For anyone living and working in the UK, there’s an unshakeable feeling that we’re all sitting in a holding pattern created for us by the Brexit vote, watching from above as conjecture and uncertainty plays with our futures. The world of politics can’t and won’t progress far while we all wait to see what leaving the European Union means for our nation. As the economy bumbles along, losing a point or two here or there, exchange rates ebb and flow and consumer spending ebbs and flows too.


Although the media tends to treat every moment in time as if it’s the most important in history these days, further building the concern of the population, it’s always worth remembering that Great Britain has been through far tougher periods than this on many occasions and emerged on the other side in pretty good fettle.
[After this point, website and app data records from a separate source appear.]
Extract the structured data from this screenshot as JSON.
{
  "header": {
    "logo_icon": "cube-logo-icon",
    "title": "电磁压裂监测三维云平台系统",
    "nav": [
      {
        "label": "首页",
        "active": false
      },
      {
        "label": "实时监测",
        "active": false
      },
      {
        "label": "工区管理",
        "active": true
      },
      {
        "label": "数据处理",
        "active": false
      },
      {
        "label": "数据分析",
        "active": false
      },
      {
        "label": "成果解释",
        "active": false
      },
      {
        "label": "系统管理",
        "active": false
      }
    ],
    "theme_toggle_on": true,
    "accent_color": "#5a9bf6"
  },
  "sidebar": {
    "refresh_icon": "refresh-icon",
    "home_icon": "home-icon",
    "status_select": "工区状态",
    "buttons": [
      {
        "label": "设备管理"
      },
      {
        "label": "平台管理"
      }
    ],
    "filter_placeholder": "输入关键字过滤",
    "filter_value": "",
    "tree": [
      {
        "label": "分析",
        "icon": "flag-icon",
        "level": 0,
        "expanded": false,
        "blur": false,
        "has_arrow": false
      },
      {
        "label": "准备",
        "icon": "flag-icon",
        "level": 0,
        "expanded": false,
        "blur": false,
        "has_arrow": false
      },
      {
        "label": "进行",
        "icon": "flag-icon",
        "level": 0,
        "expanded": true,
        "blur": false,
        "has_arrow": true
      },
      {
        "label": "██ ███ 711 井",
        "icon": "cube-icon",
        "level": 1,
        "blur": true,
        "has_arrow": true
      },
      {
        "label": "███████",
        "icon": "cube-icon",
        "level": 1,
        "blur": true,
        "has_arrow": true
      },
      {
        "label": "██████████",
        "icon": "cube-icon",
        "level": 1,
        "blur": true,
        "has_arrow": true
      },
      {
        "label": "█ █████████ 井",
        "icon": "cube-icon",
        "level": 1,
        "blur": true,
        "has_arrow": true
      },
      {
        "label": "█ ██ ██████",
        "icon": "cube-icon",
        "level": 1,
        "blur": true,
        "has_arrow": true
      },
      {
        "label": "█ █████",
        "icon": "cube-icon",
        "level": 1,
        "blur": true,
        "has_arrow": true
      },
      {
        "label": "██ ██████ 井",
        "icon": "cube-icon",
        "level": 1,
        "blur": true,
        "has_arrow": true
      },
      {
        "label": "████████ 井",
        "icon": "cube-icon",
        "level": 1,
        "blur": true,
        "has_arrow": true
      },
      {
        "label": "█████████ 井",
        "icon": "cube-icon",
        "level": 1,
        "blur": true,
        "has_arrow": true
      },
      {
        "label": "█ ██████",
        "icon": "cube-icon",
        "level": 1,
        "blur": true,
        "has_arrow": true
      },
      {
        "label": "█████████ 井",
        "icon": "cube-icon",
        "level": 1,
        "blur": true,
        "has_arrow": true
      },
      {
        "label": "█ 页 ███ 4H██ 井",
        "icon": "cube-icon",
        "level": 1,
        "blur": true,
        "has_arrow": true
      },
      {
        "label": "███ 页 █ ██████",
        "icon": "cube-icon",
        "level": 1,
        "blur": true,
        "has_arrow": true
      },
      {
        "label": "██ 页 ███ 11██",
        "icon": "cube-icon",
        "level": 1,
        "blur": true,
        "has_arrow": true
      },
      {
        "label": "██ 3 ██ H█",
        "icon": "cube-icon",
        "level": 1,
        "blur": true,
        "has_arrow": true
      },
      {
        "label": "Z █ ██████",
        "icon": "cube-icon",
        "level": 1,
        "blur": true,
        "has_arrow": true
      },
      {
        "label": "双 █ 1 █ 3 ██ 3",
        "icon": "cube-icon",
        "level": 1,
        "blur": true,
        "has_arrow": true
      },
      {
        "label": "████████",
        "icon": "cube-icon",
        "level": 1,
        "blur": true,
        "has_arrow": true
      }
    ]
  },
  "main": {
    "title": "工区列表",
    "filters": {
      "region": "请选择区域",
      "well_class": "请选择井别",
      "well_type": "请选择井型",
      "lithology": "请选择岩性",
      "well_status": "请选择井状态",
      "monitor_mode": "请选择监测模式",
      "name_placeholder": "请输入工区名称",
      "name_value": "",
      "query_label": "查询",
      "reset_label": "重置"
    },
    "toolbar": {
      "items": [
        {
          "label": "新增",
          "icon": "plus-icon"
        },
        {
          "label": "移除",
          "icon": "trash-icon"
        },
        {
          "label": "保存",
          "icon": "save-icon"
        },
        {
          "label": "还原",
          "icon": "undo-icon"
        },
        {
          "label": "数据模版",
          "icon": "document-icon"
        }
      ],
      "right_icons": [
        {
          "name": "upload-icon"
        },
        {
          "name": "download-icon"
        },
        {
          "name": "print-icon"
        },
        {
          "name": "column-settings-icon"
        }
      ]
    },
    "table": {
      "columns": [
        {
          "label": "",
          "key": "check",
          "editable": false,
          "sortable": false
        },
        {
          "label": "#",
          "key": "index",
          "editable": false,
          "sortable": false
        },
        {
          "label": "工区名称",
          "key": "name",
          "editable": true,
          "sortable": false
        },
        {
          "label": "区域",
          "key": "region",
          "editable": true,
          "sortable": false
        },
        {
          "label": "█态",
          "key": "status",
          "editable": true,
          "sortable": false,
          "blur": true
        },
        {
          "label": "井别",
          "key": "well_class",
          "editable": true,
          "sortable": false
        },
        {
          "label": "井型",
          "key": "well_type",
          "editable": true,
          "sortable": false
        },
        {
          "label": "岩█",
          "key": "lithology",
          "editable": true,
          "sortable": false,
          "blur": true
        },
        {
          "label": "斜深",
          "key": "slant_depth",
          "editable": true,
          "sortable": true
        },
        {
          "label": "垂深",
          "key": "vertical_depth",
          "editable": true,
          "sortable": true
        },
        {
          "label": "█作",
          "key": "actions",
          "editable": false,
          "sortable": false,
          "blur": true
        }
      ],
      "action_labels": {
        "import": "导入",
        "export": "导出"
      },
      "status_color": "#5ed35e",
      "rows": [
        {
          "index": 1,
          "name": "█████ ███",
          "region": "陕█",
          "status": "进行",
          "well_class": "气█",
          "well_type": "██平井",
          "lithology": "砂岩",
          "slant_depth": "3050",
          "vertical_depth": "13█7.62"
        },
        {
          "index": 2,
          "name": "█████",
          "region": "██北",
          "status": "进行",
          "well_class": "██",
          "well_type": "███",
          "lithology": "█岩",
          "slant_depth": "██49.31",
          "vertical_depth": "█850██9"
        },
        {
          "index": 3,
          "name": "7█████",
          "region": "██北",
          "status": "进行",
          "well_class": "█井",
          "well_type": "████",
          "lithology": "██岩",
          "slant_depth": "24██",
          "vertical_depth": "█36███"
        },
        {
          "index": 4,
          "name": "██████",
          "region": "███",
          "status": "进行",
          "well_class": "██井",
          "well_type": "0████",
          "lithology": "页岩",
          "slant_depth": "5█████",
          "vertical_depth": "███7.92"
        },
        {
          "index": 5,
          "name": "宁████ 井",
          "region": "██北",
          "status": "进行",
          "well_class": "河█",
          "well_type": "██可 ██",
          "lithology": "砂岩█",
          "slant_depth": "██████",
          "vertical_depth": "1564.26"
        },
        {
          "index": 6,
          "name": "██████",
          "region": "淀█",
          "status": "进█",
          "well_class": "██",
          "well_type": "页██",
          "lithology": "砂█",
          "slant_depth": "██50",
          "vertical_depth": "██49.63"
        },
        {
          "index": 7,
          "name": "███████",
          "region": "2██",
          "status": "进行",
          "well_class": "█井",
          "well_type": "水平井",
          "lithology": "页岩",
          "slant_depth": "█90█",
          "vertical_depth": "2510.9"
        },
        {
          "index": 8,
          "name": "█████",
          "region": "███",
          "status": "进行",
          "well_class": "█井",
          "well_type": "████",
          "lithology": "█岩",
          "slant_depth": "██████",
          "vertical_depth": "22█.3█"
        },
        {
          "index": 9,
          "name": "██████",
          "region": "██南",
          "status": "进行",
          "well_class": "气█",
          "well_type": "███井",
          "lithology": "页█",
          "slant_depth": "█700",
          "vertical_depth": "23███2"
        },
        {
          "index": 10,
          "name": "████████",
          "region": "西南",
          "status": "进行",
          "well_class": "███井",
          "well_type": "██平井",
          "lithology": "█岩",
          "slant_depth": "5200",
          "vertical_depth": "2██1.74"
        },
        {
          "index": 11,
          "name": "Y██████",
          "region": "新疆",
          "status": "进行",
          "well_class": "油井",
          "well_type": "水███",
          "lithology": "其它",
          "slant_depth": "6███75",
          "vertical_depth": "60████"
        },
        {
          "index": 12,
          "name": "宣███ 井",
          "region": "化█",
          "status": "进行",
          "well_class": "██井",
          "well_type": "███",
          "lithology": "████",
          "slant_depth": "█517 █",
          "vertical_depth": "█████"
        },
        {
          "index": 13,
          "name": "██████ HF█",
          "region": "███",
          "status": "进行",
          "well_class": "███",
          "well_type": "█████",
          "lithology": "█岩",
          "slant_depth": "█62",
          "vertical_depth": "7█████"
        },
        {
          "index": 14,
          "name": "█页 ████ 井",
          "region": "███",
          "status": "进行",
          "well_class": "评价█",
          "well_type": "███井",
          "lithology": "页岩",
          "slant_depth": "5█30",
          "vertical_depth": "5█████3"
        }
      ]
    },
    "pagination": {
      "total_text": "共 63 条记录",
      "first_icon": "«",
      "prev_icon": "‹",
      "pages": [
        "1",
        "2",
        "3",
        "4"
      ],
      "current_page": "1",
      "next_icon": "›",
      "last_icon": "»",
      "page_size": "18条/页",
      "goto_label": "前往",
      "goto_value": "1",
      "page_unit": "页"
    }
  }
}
The wholesale trade has survived and thrived through those periods too and arguably there has been little of note to learn from in 2017. Things could well take a bit of a nosedive in general terms in the next couple of years – perhaps for a bit longer than that, but in the food business, particularly perishable food, there is greater certainty on the demand side than in most other sectors. While the customer landscape is ever-changing, from what I can gather, this hasn’t been a bad year at all for traders across London’s fresh produce markets. Fruit and vegetable consumption is stable, the supply situation fluctuates with the weather, prices are on the floor one day and up in the sky the next (though never high enough or as high as they used to be!) and there are operational challenges at every corner. But when has it ever been any different? And in a trading environment, isn’t it the challenges that really make the job interesting and isn’t it the ebbs and flows that keep the mind’s racing and the cash-flow ticking?


If there is any long-term issue to address, it may just be the supply side that needs bolstering. There has been talk for years of growers and exporters around the world shunning the UK for less demanding and more lucrative markets elsewhere. Last winter, we saw real signals that shortages of certain products could become a reality when the weather hits growing regions and countries we rely on.


Working hard at the supply side of the equation isn’t simple for traders, but neither is it prescient to expect relationships to remain in place without a bit of TLC, however long-standing they are. Shortages can be quite useful for trade, but if there is one thing we can take from the past year, maybe it is that work needs to be done to ensure those manageable shortages don’t get out of hand.